Dataset items:

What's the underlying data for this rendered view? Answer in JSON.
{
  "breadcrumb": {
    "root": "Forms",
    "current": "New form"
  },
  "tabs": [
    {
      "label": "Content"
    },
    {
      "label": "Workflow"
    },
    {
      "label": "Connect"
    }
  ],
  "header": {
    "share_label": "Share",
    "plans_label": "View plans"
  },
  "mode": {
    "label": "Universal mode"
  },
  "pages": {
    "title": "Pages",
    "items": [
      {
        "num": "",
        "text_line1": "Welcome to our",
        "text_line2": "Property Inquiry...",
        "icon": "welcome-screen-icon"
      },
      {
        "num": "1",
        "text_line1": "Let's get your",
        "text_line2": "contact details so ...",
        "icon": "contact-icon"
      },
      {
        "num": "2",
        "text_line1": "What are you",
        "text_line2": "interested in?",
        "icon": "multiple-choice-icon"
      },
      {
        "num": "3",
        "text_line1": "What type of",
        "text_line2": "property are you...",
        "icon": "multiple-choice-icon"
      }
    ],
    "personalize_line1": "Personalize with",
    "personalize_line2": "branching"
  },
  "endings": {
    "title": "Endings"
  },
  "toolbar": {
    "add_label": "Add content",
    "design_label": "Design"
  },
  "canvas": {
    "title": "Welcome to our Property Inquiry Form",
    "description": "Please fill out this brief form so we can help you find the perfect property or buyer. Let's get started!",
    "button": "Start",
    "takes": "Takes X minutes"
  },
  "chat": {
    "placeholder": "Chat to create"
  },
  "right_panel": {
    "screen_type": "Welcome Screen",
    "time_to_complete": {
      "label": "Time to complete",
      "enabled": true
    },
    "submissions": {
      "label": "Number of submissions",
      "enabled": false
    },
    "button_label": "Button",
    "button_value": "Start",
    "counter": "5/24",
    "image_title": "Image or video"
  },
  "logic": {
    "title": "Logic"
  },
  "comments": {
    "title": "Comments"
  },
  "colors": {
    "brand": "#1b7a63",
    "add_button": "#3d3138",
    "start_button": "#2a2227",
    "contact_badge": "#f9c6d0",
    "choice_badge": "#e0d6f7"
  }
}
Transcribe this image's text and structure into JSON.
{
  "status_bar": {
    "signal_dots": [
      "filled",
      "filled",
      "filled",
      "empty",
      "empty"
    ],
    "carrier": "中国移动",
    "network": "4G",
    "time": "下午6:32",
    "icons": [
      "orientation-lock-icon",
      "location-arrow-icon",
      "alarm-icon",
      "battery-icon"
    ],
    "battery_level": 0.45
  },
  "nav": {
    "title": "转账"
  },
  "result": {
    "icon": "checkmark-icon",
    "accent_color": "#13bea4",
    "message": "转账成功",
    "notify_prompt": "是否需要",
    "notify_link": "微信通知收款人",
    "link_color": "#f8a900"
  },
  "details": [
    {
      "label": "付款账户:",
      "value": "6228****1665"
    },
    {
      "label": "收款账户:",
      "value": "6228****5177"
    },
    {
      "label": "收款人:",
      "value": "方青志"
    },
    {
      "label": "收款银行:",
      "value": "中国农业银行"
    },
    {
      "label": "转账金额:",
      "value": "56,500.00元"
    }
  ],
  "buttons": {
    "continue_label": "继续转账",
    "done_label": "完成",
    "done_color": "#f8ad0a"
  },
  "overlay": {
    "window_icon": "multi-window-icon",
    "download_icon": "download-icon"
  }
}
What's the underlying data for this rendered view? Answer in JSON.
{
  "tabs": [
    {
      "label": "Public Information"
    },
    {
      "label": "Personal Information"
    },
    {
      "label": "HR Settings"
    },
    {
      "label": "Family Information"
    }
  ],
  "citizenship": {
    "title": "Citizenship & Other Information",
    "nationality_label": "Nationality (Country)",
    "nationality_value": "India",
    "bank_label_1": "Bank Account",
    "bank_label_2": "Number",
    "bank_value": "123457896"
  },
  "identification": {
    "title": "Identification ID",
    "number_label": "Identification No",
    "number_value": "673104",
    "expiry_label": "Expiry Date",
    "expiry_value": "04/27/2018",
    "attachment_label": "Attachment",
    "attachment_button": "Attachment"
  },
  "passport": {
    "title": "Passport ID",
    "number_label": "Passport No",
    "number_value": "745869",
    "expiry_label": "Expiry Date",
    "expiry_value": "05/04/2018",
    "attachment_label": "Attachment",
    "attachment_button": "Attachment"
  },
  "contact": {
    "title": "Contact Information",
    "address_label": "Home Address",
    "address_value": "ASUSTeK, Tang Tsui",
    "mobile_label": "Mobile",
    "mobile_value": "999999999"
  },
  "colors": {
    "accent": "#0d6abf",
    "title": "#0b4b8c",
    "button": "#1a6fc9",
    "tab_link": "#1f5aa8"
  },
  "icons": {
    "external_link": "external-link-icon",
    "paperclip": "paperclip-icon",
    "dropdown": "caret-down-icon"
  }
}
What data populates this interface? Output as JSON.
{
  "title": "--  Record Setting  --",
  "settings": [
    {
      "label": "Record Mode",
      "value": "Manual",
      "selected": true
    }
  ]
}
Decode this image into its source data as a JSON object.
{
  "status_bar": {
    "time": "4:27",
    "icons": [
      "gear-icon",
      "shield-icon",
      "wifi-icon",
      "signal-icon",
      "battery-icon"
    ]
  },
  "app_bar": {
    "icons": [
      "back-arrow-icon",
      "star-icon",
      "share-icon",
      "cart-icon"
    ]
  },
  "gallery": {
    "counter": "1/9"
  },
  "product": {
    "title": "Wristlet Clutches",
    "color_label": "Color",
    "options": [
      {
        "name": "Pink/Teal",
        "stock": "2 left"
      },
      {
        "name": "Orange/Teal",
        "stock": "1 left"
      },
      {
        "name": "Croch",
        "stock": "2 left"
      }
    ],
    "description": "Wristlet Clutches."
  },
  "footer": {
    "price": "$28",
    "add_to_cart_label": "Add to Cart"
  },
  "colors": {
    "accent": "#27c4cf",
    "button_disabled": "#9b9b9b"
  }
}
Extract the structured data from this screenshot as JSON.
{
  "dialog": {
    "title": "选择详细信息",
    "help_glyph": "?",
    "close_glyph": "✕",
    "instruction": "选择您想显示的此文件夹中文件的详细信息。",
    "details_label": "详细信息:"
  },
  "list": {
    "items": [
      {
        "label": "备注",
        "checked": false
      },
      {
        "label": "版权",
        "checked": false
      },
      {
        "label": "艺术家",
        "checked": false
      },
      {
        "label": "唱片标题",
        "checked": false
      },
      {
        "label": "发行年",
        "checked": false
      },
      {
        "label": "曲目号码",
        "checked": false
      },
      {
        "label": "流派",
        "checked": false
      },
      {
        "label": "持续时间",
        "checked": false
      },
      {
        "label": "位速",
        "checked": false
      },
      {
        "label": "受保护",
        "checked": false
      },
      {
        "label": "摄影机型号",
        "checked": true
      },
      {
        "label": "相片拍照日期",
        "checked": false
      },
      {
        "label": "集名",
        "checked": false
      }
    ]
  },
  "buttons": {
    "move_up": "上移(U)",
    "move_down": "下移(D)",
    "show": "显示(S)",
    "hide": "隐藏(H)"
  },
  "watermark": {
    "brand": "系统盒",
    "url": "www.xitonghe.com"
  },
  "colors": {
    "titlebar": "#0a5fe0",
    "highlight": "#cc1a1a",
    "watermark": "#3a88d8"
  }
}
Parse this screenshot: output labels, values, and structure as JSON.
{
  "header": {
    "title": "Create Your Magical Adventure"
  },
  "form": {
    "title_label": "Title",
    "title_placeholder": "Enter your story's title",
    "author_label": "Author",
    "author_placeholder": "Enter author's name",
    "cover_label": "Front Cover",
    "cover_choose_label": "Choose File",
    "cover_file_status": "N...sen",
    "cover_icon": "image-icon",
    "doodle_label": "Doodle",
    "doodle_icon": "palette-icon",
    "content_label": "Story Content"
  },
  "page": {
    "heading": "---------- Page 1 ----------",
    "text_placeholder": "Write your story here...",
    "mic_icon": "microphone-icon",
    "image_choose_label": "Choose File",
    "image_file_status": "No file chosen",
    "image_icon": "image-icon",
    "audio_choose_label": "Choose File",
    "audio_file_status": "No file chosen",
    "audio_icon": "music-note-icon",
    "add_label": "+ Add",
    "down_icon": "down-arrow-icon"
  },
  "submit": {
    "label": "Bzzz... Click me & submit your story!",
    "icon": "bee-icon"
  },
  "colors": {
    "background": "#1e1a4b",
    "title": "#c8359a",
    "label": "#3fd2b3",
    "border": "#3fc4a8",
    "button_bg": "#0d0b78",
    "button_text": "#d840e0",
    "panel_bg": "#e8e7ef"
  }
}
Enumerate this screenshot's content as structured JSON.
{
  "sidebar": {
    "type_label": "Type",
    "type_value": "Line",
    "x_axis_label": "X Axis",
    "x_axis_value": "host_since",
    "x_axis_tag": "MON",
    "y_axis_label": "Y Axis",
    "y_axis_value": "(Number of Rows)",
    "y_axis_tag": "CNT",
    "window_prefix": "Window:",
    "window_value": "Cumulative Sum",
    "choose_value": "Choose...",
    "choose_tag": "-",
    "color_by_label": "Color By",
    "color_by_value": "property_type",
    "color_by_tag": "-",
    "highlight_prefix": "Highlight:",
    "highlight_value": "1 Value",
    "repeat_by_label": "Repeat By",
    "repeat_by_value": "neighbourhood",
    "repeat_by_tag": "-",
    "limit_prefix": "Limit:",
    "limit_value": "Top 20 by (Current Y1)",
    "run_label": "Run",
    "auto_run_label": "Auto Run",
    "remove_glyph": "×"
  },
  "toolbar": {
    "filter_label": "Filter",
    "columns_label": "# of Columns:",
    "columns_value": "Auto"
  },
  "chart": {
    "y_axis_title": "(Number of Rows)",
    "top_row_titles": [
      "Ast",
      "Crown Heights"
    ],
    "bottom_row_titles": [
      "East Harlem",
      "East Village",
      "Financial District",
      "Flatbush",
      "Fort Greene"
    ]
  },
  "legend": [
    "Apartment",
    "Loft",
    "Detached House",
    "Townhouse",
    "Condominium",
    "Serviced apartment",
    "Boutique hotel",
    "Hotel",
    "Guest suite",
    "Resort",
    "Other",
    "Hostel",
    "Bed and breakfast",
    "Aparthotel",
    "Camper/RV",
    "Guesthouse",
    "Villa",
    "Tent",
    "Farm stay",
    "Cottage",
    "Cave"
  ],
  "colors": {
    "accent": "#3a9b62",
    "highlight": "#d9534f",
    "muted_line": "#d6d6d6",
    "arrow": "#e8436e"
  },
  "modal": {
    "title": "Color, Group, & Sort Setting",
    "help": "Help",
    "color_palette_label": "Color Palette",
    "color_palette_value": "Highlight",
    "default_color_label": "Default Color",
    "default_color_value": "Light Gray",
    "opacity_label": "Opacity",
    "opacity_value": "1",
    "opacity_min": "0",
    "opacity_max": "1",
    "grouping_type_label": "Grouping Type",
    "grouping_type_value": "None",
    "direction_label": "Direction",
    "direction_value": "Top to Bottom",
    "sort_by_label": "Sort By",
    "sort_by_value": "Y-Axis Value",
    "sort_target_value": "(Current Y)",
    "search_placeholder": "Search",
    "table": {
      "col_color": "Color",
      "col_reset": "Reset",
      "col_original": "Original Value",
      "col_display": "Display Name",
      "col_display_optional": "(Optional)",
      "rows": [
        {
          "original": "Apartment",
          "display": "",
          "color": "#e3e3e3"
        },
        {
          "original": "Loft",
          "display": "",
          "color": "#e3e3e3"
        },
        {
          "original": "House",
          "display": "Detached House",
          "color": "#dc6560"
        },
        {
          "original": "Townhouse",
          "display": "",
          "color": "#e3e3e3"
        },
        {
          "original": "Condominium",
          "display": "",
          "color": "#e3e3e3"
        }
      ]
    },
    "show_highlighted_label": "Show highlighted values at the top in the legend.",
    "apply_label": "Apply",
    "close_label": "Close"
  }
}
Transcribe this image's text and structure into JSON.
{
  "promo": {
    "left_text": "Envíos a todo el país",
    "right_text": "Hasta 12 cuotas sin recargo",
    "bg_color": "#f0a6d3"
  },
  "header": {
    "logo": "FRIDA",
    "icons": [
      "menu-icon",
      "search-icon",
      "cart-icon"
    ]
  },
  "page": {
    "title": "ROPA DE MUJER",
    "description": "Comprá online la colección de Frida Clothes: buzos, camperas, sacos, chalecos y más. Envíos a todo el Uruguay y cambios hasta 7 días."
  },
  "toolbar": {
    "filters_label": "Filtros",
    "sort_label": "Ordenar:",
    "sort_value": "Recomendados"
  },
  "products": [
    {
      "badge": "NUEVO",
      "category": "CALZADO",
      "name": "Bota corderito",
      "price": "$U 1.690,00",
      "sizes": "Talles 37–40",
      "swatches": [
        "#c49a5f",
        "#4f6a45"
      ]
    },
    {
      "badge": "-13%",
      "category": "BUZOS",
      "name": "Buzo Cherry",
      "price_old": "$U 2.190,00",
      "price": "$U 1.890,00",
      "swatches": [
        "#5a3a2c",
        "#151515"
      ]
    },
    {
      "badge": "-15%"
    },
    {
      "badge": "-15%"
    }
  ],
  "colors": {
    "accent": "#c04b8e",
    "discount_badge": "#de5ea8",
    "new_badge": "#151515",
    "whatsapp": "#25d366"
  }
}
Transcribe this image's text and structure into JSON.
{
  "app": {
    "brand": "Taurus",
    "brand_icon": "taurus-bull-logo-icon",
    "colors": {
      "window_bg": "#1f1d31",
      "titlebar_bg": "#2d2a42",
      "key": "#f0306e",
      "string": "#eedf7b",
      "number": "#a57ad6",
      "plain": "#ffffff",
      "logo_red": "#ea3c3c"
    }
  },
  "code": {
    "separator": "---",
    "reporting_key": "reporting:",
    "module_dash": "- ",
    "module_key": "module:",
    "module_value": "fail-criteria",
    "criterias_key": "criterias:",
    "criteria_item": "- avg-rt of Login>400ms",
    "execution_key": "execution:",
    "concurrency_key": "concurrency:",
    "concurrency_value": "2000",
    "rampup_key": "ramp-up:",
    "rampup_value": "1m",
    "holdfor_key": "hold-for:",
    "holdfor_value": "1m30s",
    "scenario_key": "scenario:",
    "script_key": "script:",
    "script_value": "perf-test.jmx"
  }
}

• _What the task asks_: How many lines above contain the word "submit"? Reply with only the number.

• _Your solution_: 2